Having coached many of them, I have also found that care givers have a proclivity for self-neglect. In his meditation guide, Moment by Moment: The Art and Practice of Mindfulness, Jerry Braza quotes a nurse whose favorite slogan is “I can’t do you if I don’t do me.”

What does it mean to “do me?” How we answer will differ for each of us, but our answers will have the same goal: the more we can be present to ourselves, the more effective we will be in being available to others.

We can do three things: be mindful of our own needs, give ourselves permission to meet them and make the time required. When we recharge our batteries with rest, exercise and spiritual practice; when we expand our minds, cultivate the relationships that are most dear to us and have fun, we are better prepared to extend and sustain the gift of presence.

What is one step you can take today that will help you most to “do me?”


Which is more effective in solving difficult problems, a group of intellectual superstars or a team of individuals who focus on building relationships? In his latest blog Alan Seale shares the answer.

Seeking to understand what makes some groups more successful and productive than others, researchers at MIT brought together hundreds of volunteers, put them in groups and gave them very difficult problems to solve. As was expected some were more successful than others.

Contrary to expectations, the highest achieving groups were not those made up of “superstars’ or people with exceptionally high IQs. Instead, the research showed the key to success was the social interconnectedness of the people within the group.

These findings are congruent with Alan’s own work on transformational presence and leadership, and I urge you to visit his website to learn more about his teaching and coaching. Being present to another person creates a container of safety that invites sharing and taps talent.

Embedded in Alan’s blog is a TED talk presented by entrepreneur and thought leader, Margaret Heffernan. In the talk she describes the MIT studies in greater detail and makes a compelling case for how building social capital leverages organizational effectiveness.

Describing the successful groups in the study, she used a phrase that sticks with me still: Bringing out the best in others is how they found the best in themselves. Given the fissures in relationships today, be they between two individuals seeking to strengthen their partnership or tribal adversaries who must learn to coexist, this is a compelling bridge to build.

Who or what brings out the best in you? When and how do you bring out the best in others?


Each of us belongs to many groups; among them are families, faith communities, professional networks, political parties, tribes of origin and nations. Some are given and some we choose. They are circles whom we influence and who influence us.

At their finest these groups recognize and affirm who we are. They bring out our best. They protect us and advocate on our behalf. They celebrate collective milestones and individual life passages.

Certainly, the power of groups can also have a dark side, but those dynamics are themes for another post. Today I celebrate the gifts received from one particular group.

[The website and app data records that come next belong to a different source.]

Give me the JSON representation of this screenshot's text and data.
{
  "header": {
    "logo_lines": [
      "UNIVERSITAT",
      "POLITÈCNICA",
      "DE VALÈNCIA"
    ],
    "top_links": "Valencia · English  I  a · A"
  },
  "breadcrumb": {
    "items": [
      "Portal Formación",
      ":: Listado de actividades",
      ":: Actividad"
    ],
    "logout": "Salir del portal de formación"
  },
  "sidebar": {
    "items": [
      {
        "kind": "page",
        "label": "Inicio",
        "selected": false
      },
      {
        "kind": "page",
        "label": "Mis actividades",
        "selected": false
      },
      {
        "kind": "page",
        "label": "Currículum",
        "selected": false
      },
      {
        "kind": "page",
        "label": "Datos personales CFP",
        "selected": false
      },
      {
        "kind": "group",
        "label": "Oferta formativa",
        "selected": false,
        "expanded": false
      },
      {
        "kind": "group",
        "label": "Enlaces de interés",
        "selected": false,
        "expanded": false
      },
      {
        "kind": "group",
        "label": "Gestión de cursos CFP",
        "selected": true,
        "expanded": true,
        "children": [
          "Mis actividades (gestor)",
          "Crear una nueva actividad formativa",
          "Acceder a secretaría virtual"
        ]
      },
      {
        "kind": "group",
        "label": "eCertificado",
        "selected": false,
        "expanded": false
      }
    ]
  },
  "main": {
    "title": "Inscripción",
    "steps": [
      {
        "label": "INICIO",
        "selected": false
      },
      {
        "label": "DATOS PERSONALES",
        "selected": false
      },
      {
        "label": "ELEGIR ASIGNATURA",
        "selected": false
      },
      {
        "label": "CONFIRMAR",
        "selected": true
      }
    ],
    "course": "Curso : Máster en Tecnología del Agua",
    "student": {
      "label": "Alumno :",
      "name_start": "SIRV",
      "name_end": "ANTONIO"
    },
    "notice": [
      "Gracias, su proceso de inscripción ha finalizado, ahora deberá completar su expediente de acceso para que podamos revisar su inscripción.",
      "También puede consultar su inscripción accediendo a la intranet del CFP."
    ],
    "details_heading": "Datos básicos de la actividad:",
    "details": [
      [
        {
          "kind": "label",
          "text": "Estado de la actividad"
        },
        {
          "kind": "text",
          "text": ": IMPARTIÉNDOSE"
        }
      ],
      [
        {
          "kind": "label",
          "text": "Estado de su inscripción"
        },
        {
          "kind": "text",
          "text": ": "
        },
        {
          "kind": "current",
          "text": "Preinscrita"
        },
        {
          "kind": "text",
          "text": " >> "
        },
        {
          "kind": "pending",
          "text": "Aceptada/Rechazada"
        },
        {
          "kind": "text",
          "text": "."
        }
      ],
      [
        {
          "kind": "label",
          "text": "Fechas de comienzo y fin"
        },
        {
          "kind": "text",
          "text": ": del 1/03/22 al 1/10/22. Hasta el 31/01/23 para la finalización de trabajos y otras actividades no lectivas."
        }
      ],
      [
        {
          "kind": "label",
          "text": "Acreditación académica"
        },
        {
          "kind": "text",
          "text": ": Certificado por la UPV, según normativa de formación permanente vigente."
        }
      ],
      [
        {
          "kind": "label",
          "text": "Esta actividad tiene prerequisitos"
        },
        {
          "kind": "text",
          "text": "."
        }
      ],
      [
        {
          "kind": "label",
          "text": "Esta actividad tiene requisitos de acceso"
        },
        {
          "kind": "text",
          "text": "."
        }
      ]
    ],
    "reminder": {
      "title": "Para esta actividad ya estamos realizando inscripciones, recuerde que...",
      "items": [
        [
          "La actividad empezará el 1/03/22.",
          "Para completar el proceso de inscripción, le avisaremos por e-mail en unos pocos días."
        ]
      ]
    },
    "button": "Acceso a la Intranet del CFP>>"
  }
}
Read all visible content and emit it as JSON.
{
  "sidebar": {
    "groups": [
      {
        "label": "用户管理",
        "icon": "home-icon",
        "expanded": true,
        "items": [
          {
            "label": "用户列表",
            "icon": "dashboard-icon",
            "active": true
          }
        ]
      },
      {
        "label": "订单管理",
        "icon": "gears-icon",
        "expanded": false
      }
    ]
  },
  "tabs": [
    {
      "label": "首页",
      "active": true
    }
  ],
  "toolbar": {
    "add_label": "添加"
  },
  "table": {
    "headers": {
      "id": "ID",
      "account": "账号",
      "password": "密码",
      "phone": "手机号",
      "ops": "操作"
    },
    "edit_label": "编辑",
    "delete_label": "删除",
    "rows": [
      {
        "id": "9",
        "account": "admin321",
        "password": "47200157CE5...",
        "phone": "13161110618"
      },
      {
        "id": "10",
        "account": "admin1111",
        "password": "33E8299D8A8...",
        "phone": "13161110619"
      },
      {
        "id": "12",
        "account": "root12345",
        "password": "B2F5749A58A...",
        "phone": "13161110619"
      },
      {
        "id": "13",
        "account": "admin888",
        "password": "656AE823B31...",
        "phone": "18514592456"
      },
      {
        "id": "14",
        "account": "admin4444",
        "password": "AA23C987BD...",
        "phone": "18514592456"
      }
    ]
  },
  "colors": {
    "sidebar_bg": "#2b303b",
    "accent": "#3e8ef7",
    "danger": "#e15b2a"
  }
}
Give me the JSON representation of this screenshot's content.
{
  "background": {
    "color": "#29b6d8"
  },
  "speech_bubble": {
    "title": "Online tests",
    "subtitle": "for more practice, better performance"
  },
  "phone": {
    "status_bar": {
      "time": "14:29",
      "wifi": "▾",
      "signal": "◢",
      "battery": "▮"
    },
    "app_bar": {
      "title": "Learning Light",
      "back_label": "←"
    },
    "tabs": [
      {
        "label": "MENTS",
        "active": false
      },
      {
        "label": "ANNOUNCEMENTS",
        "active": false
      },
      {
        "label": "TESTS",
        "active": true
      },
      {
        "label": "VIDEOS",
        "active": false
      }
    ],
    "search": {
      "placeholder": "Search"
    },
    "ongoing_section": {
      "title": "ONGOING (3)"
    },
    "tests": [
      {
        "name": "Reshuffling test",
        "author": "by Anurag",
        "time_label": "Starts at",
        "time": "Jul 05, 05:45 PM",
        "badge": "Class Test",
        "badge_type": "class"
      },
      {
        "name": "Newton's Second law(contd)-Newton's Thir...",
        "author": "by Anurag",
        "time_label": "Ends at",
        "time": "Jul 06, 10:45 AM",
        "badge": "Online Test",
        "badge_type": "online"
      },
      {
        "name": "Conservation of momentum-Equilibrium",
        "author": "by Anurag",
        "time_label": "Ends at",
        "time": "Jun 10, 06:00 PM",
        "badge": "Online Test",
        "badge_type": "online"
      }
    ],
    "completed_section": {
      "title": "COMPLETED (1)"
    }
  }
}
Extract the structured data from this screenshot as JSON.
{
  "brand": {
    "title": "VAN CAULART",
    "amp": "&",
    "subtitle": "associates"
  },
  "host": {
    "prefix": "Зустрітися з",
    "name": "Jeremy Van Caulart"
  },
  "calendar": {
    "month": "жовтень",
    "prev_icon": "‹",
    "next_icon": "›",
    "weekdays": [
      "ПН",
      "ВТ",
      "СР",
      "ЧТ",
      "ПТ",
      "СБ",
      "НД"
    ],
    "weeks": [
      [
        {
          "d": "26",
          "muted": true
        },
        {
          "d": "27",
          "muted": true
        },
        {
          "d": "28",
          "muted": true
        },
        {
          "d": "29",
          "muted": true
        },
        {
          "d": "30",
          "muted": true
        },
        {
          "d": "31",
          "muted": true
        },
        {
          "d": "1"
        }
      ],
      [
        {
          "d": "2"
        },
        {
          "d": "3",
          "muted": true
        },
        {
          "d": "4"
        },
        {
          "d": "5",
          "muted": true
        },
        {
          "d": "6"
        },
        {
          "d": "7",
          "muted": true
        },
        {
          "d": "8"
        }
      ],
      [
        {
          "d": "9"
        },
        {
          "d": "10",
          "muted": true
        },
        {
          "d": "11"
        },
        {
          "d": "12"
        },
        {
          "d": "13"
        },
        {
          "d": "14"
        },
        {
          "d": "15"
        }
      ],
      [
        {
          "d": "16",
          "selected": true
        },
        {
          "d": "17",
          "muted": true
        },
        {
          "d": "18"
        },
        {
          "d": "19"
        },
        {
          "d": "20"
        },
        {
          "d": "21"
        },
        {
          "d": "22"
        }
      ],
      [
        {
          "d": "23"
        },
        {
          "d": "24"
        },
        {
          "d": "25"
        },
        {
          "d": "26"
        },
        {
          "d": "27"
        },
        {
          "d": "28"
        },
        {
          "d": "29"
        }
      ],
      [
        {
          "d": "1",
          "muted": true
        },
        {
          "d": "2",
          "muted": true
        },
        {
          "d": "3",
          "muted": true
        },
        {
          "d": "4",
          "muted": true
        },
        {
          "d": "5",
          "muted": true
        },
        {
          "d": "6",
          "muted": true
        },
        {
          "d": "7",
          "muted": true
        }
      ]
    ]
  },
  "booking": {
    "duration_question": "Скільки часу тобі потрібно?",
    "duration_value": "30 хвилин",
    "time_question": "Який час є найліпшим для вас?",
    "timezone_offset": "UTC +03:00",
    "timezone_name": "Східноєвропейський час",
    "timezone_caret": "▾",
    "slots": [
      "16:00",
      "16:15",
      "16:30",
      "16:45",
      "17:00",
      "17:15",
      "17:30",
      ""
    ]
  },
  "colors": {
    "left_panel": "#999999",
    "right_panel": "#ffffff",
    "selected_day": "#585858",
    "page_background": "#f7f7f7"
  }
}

Last September I retired from coaching students in a two-year certification program. Created by Melisa Pearce with help from Peggy and me, the Equine Gestalt Coaching Method enables practitioners to partner with horses in helping clients break through to achieve their full potential in life. The students and graduates of the program are a professional community.

Of the many gifts I have received from this herd – including appreciation of equine wisdom, lessons in leadership and follower-ship, trust, sharing, friendship, personal growth and professional challenge – I share one today that has enabled me to develop a latent interest. Thanks to their generosity I have been able to attend a series of workshops to learn skills associated with wood-turning. I have just completed my last session which resulted in the cherry bowl pictured below.

I share it as an expression of gratitude to the EGCM herd. For me it represents the challenge, beauty and nuance of any human endeavor inspired and nurtured by a special community.

What are the gifts that you contribute to and receive from your circles of influence?

Cherry Bowl (2) 080515 IMG_0226